118th Congress (2023)

Horseracing operates under an outdated, state-based, Balkanized patchwork of medication rules that creates confusion and risk for owners and trainers and contains gaps in rules and enforcement. The Horseracing Integrity and Safety Act would greatly improve regulatory standards, ban the use of all medications on race day, and level the playing field for everyone invested in horseracing.

The measure created a new non-governmental agency as the independent organization that would oversee and administer all drug testing in U.S. horseracing, the Horseracing Integrity and Safety Authority (HISA). The measure also requires racing authorities and racetracks to report all horse deaths and injuries to the Federal Trade Commission to be displayed in a public federal database, and created a uniform national standard for many rules and regulations in American horse racing.

The original intent of the legislation conveyed in nearly 1,000 meetings on Capitol Hill was to have the U.S. Anti-Doping Agency (USADA) oversee the drug testing and enforcement under the banner of HISA, but the HISA ceased negotiations with USADA in late 2021, and instead chose to select the lessor-known Drug Free Sport International to oversee testing instead. 

In light of that circumstance, and with other issues already arising with implementation of the new law, Animal Wellness Action, and its sister organizations the Animal Wellness Foundation, and Center for a Humane Economy, decided to create this website to hold the new HISA accountable.

117th Congress (2021-2022)

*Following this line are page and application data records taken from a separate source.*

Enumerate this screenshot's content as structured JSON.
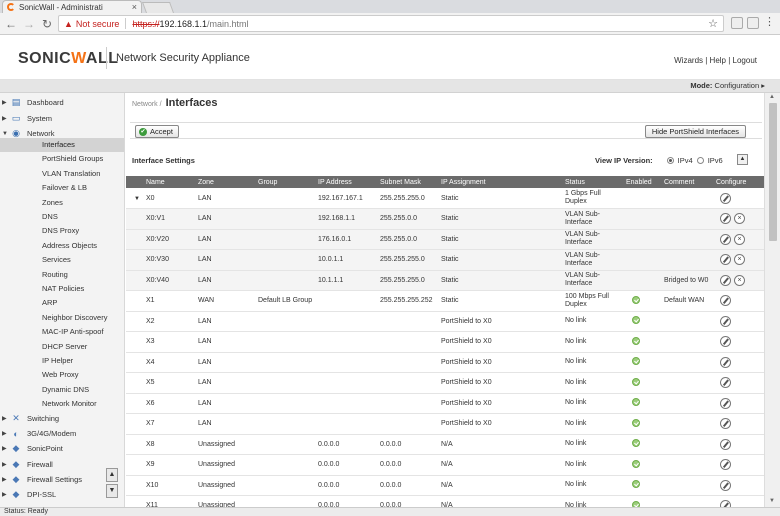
{
  "browser": {
    "tab_title": "SonicWall - Administrati",
    "tab_close": "×",
    "url_warning": "Not secure",
    "url_protocol": "https://",
    "url_host": "192.168.1.1",
    "url_path": "/main.html",
    "menu_glyph": "⋮"
  },
  "header": {
    "logo_left": "SONIC",
    "logo_w": "W",
    "logo_right": "ALL",
    "app_title": "Network Security Appliance",
    "links": "Wizards  |  Help  |  Logout"
  },
  "modebar": {
    "label": "Mode:",
    "value": "Configuration ▸"
  },
  "sidebar": {
    "top": [
      {
        "label": "Dashboard",
        "icon": "dashboard-icon"
      },
      {
        "label": "System",
        "icon": "monitor-icon"
      },
      {
        "label": "Network",
        "icon": "network-icon"
      }
    ],
    "network_sub": [
      "Interfaces",
      "PortShield Groups",
      "VLAN Translation",
      "Failover & LB",
      "Zones",
      "DNS",
      "DNS Proxy",
      "Address Objects",
      "Services",
      "Routing",
      "NAT Policies",
      "ARP",
      "Neighbor Discovery",
      "MAC-IP Anti-spoof",
      "DHCP Server",
      "IP Helper",
      "Web Proxy",
      "Dynamic DNS",
      "Network Monitor"
    ],
    "bottom": [
      {
        "label": "Switching",
        "icon": "switching-icon"
      },
      {
        "label": "3G/4G/Modem",
        "icon": "modem-icon"
      },
      {
        "label": "SonicPoint",
        "icon": "sonicpoint-icon"
      },
      {
        "label": "Firewall",
        "icon": "firewall-icon"
      },
      {
        "label": "Firewall Settings",
        "icon": "firewall-settings-icon"
      },
      {
        "label": "DPI-SSL",
        "icon": "dpi-ssl-icon"
      }
    ]
  },
  "page": {
    "breadcrumb_parent": "Network /",
    "title": "Interfaces",
    "accept_label": "Accept",
    "hide_portshield_label": "Hide PortShield Interfaces",
    "settings_title": "Interface Settings",
    "ip_version_label": "View IP Version:",
    "ipv4_label": "IPv4",
    "ipv6_label": "IPv6"
  },
  "table": {
    "headers": [
      "Name",
      "Zone",
      "Group",
      "IP Address",
      "Subnet Mask",
      "IP Assignment",
      "Status",
      "Enabled",
      "Comment",
      "Configure"
    ],
    "rows": [
      {
        "name": "X0",
        "zone": "LAN",
        "group": "",
        "ip": "192.167.167.1",
        "mask": "255.255.255.0",
        "assign": "Static",
        "status": "1 Gbps Full Duplex",
        "enabled": false,
        "comment": "",
        "del": false,
        "sub": false,
        "expand": true
      },
      {
        "name": "X0:V1",
        "zone": "LAN",
        "group": "",
        "ip": "192.168.1.1",
        "mask": "255.255.0.0",
        "assign": "Static",
        "status": "VLAN Sub-Interface",
        "enabled": false,
        "comment": "",
        "del": true,
        "sub": true,
        "expand": false
      },
      {
        "name": "X0:V20",
        "zone": "LAN",
        "group": "",
        "ip": "176.16.0.1",
        "mask": "255.255.0.0",
        "assign": "Static",
        "status": "VLAN Sub-Interface",
        "enabled": false,
        "comment": "",
        "del": true,
        "sub": true,
        "expand": false
      },
      {
        "name": "X0:V30",
        "zone": "LAN",
        "group": "",
        "ip": "10.0.1.1",
        "mask": "255.255.255.0",
        "assign": "Static",
        "status": "VLAN Sub-Interface",
        "enabled": false,
        "comment": "",
        "del": true,
        "sub": true,
        "expand": false
      },
      {
        "name": "X0:V40",
        "zone": "LAN",
        "group": "",
        "ip": "10.1.1.1",
        "mask": "255.255.255.0",
        "assign": "Static",
        "status": "VLAN Sub-Interface",
        "enabled": false,
        "comment": "Bridged to W0",
        "del": true,
        "sub": true,
        "expand": false
      },
      {
        "name": "X1",
        "zone": "WAN",
        "group": "Default LB Group",
        "ip": "",
        "mask": "255.255.255.252",
        "assign": "Static",
        "status": "100 Mbps Full Duplex",
        "enabled": true,
        "comment": "Default WAN",
        "del": false,
        "sub": false,
        "expand": false
      },
      {
        "name": "X2",
        "zone": "LAN",
        "group": "",
        "ip": "",
        "mask": "",
        "assign": "PortShield to X0",
        "status": "No link",
        "enabled": true,
        "comment": "",
        "del": false,
        "sub": false,
        "expand": false
      },
      {
        "name": "X3",
        "zone": "LAN",
        "group": "",
        "ip": "",
        "mask": "",
        "assign": "PortShield to X0",
        "status": "No link",
        "enabled": true,
        "comment": "",
        "del": false,
        "sub": false,
        "expand": false
      },
      {
        "name": "X4",
        "zone": "LAN",
        "group": "",
        "ip": "",
        "mask": "",
        "assign": "PortShield to X0",
        "status": "No link",
        "enabled": true,
        "comment": "",
        "del": false,
        "sub": false,
        "expand": false
      },
      {
        "name": "X5",
        "zone": "LAN",
        "group": "",
        "ip": "",
        "mask": "",
        "assign": "PortShield to X0",
        "status": "No link",
        "enabled": true,
        "comment": "",
        "del": false,
        "sub": false,
        "expand": false
      },
      {
        "name": "X6",
        "zone": "LAN",
        "group": "",
        "ip": "",
        "mask": "",
        "assign": "PortShield to X0",
        "status": "No link",
        "enabled": true,
        "comment": "",
        "del": false,
        "sub": false,
        "expand": false
      },
      {
        "name": "X7",
        "zone": "LAN",
        "group": "",
        "ip": "",
        "mask": "",
        "assign": "PortShield to X0",
        "status": "No link",
        "enabled": true,
        "comment": "",
        "del": false,
        "sub": false,
        "expand": false
      },
      {
        "name": "X8",
        "zone": "Unassigned",
        "group": "",
        "ip": "0.0.0.0",
        "mask": "0.0.0.0",
        "assign": "N/A",
        "status": "No link",
        "enabled": true,
        "comment": "",
        "del": false,
        "sub": false,
        "expand": false
      },
      {
        "name": "X9",
        "zone": "Unassigned",
        "group": "",
        "ip": "0.0.0.0",
        "mask": "0.0.0.0",
        "assign": "N/A",
        "status": "No link",
        "enabled": true,
        "comment": "",
        "del": false,
        "sub": false,
        "expand": false
      },
      {
        "name": "X10",
        "zone": "Unassigned",
        "group": "",
        "ip": "0.0.0.0",
        "mask": "0.0.0.0",
        "assign": "N/A",
        "status": "No link",
        "enabled": true,
        "comment": "",
        "del": false,
        "sub": false,
        "expand": false
      },
      {
        "name": "X11",
        "zone": "Unassigned",
        "group": "",
        "ip": "0.0.0.0",
        "mask": "0.0.0.0",
        "assign": "N/A",
        "status": "No link",
        "enabled": true,
        "comment": "",
        "del": false,
        "sub": false,
        "expand": false
      }
    ]
  },
  "status_bar": "Status: Ready",
  "colors": {
    "brand_orange": "#f47216",
    "enabled_green": "#9bcd7a",
    "table_header": "#6b6b6b"
  }
}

By early 2019, Animal Wellness Action, which was formed in mid-2018, committed to making H.R. 1754, now the Horseracing Integrity and Safety Act (the Act), one of its top priorities for the 116th Congress. Working with the industry leaders of reform efforts, The Jockey Club, Water, Hay, Oats Alliance, The Stronach Group that owns and operates The Preakness Stakes, Pimlico, and Laurel Park in Maryland, and others, we believed the timing was ripe, and under the right circumstances, we could permanently end drugging in the sport.

AWA executive director Marty Irby testified in support of the bill before the House Committee hearing held in January of 2020 alongside Hall of Fame jockey, Chris McCarron, and other leaders in this fight. The hearing went overwhelmingly well in support of the bill. Just six weeks later, the U.S. Dept. of Justice indicted 27 trainers and veterinarians caught illegally importing drugs to juice up horses, and more endorsements for the measure, including Bob Baffert and the Jockey’s Guild followed.

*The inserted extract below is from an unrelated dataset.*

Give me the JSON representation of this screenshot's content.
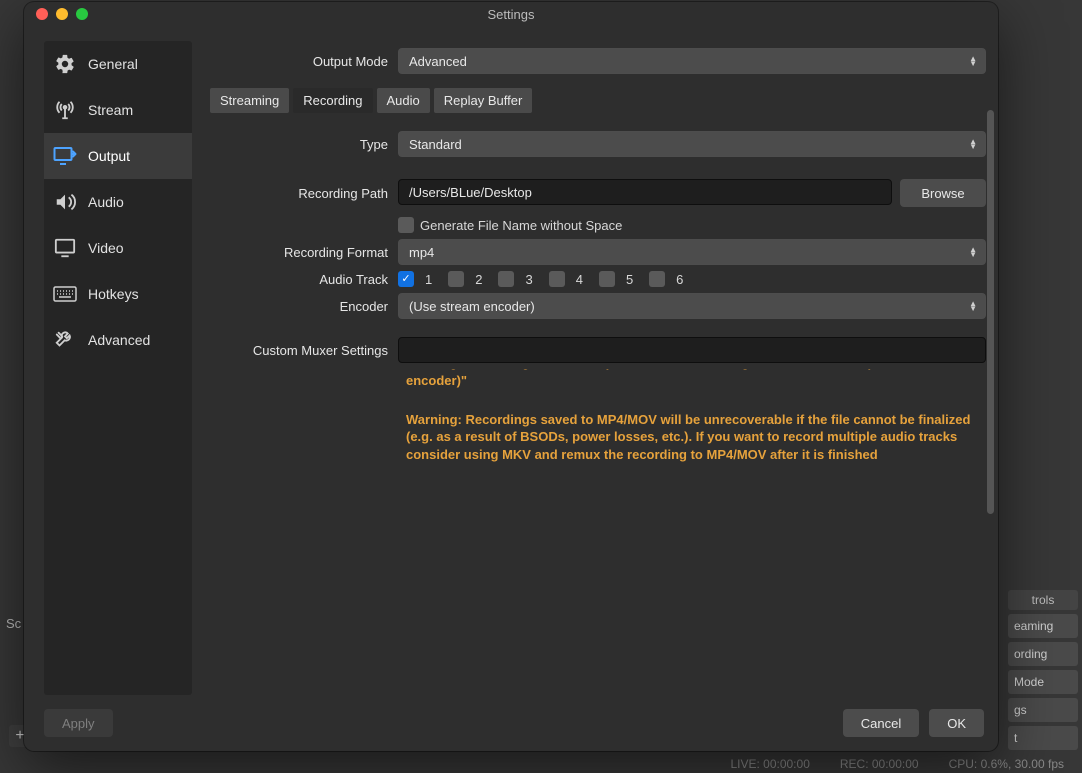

And in September of 2020, the House finally passed the bill by a voice vote. With 261 cosponsors; and support from a broad base of industry players, including the New York Racing Association and The Belmont Stakes; Churchill Downs and The Kentucky Derby; and every major animal protection group in the U.S. – the legislation was signed into law in December of 2020 by President Donald J. Trump, and took effect on July 1, 2022. 

116th (2019-2021)

In the 115th Congress, modifications to the bill expanded on eliminating doping and brought more equine groups into the fold. A full Congressional hearing was held before the House Committee on Energy and Commerce Subcommittee on H.R. 2651, the Horseracing Integrity Act that ultimately garnered 131 cosponsors. But the hearing didn’t play out as planned, and without a Senate companion measure, the bill died at the end of 2018.

115th Congress (2017-2019)

When we first started working to pass federal anti-doping legislation in the 114th Congress, the Congressional Horse Caucus led a hearing that brought light to the issue, and some progress was made with notable figures including Bobby Flay speaking in support of the measure. By the close of 2016 the bill had made progress, and the major players in American horseracing were starting to pay attention to legislation gathering momentum with 21 House cosponsors.

114th Congress (2015-2017)